A new study from the University of Texas at Austin quantifies the ROI of investments in data quality.
- By James E. Powell
- November 15, 2010
Businesses are demanding more from IT, so it’s no surprise that they want to know if their investments in IT are actually improving the bottom line. Are employees more productive, can the enterprise grow and innovate, or can it plan and forecast more accurately?
The University of Texas at Austin, working with the Indian School of Business, designed a study to answer these very questions. The results of the study, published in Impacts of Effective Data on Business Innovation and Growth and released today, focus on the lifeblood of 150 Fortune 1000 enterprises -- data. The study explored data quality, data accessibility, and the relevance of retrieved data to solving enterprises’ problems -- in other words, what made the data effective and how that impacts the enterprise.
The researchers conclude that there are “often dramatic impacts that even marginal investments in information technology can have when that technology addresses data quality, usability, and intelligence, whether it be using mobility or remote access solutions, analytics or business intelligence solutions, or a combination of the two.”
In the third chapter of the report, the study goes beyond examining the benefits of effective data that we all know.

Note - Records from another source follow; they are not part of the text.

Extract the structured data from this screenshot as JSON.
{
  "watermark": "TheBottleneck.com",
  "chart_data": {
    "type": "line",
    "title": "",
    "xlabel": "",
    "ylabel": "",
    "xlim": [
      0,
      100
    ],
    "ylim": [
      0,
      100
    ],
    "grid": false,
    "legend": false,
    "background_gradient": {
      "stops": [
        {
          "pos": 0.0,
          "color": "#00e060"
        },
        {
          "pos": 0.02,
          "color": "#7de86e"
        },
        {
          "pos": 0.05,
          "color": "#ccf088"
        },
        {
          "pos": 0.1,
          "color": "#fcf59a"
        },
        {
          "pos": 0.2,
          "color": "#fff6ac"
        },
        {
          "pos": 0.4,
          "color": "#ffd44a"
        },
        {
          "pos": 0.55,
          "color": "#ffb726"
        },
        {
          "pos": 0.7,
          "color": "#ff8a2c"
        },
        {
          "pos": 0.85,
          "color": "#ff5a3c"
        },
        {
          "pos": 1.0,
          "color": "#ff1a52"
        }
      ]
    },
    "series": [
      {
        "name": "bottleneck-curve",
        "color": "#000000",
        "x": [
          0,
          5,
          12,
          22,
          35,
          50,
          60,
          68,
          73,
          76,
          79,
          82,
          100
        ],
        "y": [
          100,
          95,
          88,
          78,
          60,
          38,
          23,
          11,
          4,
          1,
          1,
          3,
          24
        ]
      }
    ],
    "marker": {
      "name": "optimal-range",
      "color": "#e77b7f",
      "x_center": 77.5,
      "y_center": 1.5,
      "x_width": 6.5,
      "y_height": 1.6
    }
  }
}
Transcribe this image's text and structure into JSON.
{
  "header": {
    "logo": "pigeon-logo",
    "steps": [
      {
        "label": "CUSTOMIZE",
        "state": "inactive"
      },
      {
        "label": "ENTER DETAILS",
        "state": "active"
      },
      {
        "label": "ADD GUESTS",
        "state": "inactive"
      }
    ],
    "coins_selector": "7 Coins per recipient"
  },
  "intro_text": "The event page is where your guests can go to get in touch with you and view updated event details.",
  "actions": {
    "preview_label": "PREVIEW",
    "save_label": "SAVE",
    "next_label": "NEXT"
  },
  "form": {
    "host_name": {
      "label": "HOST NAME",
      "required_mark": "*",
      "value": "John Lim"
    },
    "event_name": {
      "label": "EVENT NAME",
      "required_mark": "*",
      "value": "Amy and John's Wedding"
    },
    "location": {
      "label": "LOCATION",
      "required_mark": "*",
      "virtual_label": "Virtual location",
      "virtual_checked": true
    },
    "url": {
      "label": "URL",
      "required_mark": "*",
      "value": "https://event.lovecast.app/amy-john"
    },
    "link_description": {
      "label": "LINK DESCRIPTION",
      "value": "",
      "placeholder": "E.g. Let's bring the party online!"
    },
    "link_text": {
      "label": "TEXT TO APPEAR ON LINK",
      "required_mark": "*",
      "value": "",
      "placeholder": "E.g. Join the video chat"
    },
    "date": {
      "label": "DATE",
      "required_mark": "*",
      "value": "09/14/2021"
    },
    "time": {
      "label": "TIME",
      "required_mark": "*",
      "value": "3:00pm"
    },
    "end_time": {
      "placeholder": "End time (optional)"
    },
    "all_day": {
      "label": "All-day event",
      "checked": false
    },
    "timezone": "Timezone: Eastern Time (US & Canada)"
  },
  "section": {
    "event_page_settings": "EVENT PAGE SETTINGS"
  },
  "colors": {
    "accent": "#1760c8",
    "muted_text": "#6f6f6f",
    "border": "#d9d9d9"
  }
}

It actually quantifies the financial, customer, and operational impacts of effective data.
“While large-scale investments in Information Technology have certainly helped improve basic data access and quality, our findings suggest that there is still room for major performance gains through additional investments in better data,” the report points out.
Increasing data’s usability of data by just 10 percent can improve median total revenue by more than $2 billion annually directly due to increased employee productivity. The study also found that by making data more accessible, enterprises could realize an average savings of $271 million thanks to better asset utilization (defined as sales divided by total assets).
Investments in your data will likely more than pay for themselves, based on the study’s results. For example, an increase of just 10 percent in data intelligence added an average of $14.7 million in new-customer revenue at the firms studied.
The push for mobile data may also benefit organizations. According to the report, increasing data accessibility and intelligence drives innovation -- the firms studied increased revenue by an average of $17 million thanks to new products or services.
You can read all three parts of the report here http://www.sybase.com/detail?id=1082805. Access is free and requires no registration.
James E. Powell is the editorial director of the Business Intelligence Journal and BI This Week newsletter. You can contact him here.